Scientist Profile: Gavin Emmons, Wildlife Biologist
On Finding Wildlife Biology...
“When I was a kid, my twin brother and I always had a passion for rooting around for wildlife. My dad worked at Powell’s Books, and one thing that we found really exciting was getting field guides to different types of animals and stuff. So I always had this fascination with the natural world. In college, I decided to try out learning more about the way that human systems, people, and social groups interact, so I studied sociology and anthropology. After college, I did a lot of environmental and outdoor education work. I eventually landed an Americorps position at Carlsbad Caverns National Park in Southern New Mexico, which had a large focus on biology. Then it just clicked: I always loved doing biological stuff as a kid, and I realized I wanted to pursue it for work. I enjoyed outdoor and environmental education, but it wasn’t quite the calling that working with wildlife was for me. I did a number of different things at Carlsbad, but more and more gravitated towards working with birds.
At Pinnacles, I was hired initially to do raptor monitoring in 2003. But the year after I got to the park, the condor program started. So since then, I’ve worked as a condor biologist during the off season.”
On Studying Birds...
“Of course, one thing that my brother and I were really interested in as kids was dinosaurs. So, to be able to make a living studying living dinosaurs is pretty sweet. They fly, they have feathers-they’re just so cool on so many levels.
“There’s a lot of charisma, personality, and interesting behavior that birds exhibit. With raptors, you can learn all sorts of stuff just watching from a distance: how a pair interacts, how they set up their territory, how they raise their young and interact with them, the kind of food that they’re bringing them. You see these intimate moments in their life that very few people ever get to witness, and that always feels special. Other times, I’m doing falcon nest entries, where we’re trying to get blood samples for genetics work or look at rodenticide exposure. It’s amazing to have that opportunity, too.
“I also like that birds elicit such a strong emotional reaction in people. It’s a powerful group of animals to connect people with the environment. There are birders everywhere that use it as a window towards having a broader appreciation for the world around them. Working with birds has certainly provided that for me in some pretty significant ways. I’ve also done overseas work with birds, and it’s been amazing to explore the world from that focus. ”
On Life as a Pinnacles Wildlife Biologist...
“There’s hardly a day that goes by where I don’t feel like I’ve pulled a fast one on someone, that I get to follow this passion for a living. I would be doing this kind of stuff where I watch birds and go hiking on my own time. So I don’t find often that there’s really much to balance out at all. It really feels consistent in terms of coming from a place of love and passion for the resources.”
“My wife Alacia is also a wildlife biologist at Pinnacles, and most of the time it feels like a dream come true: living in this beautiful park, sharing the experience with somebody that’s also very passionate about it. ”

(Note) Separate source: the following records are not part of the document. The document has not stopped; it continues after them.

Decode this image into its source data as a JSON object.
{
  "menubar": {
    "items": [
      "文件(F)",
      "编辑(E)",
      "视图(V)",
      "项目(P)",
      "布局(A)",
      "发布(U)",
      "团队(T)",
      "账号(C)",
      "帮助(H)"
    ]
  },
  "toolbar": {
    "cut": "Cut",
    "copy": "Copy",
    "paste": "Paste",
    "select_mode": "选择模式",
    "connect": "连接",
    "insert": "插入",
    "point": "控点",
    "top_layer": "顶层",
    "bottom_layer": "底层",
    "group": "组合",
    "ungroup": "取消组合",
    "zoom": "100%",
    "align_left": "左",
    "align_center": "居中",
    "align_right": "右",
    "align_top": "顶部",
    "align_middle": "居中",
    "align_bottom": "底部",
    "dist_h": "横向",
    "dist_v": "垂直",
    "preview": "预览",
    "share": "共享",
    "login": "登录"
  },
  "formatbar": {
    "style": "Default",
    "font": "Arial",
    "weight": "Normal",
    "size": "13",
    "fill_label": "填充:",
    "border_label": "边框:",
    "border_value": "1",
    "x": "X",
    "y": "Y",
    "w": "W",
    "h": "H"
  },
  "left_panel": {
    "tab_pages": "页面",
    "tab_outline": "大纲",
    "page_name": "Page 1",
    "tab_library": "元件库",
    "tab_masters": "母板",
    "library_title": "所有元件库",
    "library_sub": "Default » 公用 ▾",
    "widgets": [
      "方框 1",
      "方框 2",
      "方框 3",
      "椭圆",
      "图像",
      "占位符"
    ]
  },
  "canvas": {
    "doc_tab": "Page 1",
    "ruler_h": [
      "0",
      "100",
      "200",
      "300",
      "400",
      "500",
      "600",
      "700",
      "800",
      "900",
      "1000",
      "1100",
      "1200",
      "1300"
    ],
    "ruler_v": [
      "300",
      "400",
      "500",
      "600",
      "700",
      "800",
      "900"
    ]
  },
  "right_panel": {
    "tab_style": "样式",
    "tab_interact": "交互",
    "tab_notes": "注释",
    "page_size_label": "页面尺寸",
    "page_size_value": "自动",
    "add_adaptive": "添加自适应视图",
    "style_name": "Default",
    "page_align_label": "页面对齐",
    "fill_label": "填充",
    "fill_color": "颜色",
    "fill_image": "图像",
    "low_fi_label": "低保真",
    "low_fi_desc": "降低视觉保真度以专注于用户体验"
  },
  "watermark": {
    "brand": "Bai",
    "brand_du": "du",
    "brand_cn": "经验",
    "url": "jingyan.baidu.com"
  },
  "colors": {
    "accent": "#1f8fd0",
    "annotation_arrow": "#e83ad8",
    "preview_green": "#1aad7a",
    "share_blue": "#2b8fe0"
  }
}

“I would say one of the harder things working as a biologist is that you have this strong passion for natural and wild places and processes, but recognize that things aren’t really getting better for the natural world. Species are going extinct and different habitats are crashing, and largely that has to do with things that people do. Whether that’s through habitat fragmentation, conversion to urbanized areas, or just too many people in the world consuming too many resources. So that is always frustrating. It’s important to have people that have strong institutional knowledge and passion that can try to fight back to the extent that they can. Or who can inspire people to feel that passion too.”
On the Intersection Between People and the Environment...
“I certainly feel that the education I had through sociology and anthropology has proven really useful. Given the work that I do—this interface between people and the environment, and trying to manage for that—it is really useful to have some skill with people and an understanding of how people think and do things.
“A lot of scientists have this sense that if we just have enough good data, that will influence policy on its own. But sometimes you can have the best data possible, and it will be ignored on a regional or national level with politics. Of course you want to have some credibility with science, but what really matters in addition to that is an emotional connection with people. That is what really gets people to care about natural resources.
“I certainly like to share different facts about raptors at Pinnacles with people. Like that prairie falcons at Pinnacles have the largest nesting concentration of the species known in National Parks in the country. They’re not just random birds, they have a particular significance tied to this place. ”
“I think what people remember is the beauty of a place. They tend to hold that with them, even if they don’t remember some of the specifics of the science. So I like to give people the more detailed information, but I definitely like to impart upon them that birds are beautiful, fascinating organisms with an important role to play in the bigger picture. And fortunately, I live in a place and do work that makes that fairly easy to do.”
Interview and profile by Maritte O’Gallagher, July 2018.
Last updated: September 28, 2018